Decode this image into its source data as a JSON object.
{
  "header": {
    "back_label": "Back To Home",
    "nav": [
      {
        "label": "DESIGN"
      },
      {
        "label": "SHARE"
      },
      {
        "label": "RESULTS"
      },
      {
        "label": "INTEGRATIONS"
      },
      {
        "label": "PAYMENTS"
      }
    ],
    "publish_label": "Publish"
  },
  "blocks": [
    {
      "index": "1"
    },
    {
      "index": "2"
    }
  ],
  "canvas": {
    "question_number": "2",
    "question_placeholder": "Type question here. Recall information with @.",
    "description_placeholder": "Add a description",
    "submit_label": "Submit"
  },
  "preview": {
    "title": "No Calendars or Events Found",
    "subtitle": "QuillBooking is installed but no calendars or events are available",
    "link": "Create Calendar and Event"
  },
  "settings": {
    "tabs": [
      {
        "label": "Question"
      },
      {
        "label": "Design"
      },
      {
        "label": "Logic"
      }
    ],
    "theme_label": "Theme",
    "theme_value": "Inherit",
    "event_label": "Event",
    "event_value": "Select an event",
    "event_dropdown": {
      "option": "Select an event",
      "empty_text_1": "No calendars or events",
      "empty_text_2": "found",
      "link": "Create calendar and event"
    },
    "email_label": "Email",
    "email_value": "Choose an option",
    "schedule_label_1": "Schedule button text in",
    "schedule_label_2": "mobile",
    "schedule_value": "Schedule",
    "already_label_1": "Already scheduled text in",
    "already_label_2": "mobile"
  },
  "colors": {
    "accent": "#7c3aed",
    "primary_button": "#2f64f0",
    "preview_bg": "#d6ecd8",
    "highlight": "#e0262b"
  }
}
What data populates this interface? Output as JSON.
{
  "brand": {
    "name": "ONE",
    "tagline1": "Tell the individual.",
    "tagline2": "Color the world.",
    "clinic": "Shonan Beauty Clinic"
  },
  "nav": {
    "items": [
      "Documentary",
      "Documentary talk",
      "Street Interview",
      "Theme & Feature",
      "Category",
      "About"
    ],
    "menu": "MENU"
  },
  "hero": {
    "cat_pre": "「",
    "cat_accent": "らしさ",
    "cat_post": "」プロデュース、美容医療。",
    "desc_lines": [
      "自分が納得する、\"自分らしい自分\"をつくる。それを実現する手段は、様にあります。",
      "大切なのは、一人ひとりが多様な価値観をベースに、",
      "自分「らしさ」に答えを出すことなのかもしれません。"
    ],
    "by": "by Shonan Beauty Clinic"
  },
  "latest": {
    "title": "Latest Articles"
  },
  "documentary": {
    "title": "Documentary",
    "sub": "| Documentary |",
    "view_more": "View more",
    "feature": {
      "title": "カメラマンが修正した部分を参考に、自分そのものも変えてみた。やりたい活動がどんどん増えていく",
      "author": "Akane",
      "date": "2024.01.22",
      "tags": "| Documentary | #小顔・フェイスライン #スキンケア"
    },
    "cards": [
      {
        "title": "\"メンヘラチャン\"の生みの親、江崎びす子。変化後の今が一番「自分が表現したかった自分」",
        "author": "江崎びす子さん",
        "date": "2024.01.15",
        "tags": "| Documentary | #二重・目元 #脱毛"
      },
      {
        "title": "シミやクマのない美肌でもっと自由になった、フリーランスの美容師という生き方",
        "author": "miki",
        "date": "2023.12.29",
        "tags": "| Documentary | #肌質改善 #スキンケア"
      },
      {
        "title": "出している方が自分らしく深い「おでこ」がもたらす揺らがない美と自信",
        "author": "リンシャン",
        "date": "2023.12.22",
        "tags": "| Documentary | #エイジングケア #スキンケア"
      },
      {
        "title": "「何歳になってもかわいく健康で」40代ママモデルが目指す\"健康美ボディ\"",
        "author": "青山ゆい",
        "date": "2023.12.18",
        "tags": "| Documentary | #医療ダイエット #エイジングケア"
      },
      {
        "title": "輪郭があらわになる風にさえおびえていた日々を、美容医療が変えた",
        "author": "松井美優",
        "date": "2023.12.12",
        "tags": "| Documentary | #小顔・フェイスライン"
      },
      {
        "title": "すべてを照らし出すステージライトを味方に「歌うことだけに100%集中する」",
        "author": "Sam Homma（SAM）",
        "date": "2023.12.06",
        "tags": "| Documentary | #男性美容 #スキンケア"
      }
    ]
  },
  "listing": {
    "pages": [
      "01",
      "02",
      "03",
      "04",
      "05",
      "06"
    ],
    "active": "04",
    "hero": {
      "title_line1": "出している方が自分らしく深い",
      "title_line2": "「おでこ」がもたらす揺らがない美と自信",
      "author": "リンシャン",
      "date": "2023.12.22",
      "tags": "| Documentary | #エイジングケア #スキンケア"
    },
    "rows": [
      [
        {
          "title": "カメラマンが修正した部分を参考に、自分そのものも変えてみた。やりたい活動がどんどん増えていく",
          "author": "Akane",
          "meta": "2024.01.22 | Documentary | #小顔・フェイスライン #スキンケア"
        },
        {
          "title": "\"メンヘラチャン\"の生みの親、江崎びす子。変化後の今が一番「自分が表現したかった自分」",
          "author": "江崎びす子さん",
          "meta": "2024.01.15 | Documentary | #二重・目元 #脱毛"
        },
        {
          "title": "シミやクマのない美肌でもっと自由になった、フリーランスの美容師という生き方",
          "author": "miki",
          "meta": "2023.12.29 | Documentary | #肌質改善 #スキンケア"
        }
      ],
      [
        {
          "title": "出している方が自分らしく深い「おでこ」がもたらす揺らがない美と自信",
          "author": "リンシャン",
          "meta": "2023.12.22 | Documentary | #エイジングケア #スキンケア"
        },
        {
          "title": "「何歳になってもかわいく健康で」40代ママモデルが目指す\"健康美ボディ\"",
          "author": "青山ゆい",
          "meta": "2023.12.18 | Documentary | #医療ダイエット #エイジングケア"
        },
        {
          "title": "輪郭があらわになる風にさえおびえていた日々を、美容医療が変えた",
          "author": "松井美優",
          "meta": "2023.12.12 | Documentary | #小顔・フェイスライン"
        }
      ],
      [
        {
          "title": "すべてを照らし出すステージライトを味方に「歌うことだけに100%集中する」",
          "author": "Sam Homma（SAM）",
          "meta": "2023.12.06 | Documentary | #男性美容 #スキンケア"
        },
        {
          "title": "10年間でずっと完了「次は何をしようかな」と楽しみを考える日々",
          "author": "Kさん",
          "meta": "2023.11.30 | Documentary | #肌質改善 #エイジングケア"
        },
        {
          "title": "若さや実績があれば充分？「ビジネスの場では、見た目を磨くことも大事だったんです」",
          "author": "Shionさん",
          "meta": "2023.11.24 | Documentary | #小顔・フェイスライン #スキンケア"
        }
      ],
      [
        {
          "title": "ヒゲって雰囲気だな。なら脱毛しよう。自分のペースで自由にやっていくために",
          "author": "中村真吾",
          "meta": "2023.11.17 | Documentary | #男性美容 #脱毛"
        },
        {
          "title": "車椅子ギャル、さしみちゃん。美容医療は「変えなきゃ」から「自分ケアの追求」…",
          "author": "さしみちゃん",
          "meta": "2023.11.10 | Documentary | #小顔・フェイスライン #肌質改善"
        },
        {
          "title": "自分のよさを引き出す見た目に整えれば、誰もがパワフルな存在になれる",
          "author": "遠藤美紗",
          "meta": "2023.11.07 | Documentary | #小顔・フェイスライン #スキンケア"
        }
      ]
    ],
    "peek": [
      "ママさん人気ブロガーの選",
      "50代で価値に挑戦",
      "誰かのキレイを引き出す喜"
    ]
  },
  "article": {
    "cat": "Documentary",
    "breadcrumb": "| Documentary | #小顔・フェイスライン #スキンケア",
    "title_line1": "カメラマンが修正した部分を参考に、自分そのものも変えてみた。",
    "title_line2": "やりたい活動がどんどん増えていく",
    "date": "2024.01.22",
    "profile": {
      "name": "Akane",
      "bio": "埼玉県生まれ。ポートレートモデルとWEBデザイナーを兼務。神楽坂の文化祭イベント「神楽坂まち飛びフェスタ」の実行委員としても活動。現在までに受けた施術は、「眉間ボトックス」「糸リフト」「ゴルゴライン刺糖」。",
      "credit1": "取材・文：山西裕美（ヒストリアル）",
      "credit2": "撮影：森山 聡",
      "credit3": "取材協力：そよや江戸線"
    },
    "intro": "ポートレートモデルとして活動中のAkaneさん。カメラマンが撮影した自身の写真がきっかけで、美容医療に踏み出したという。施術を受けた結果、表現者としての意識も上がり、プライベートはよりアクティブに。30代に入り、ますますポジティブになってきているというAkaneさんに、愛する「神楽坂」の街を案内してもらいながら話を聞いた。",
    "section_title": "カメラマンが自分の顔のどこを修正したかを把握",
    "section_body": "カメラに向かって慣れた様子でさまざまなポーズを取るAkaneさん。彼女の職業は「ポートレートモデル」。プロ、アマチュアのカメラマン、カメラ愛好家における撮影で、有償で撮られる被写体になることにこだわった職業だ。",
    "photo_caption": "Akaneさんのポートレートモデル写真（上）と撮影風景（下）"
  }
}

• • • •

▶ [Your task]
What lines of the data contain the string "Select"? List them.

▶ [Exercise response]
    "event_value": "Select an event",
      "option": "Select an event",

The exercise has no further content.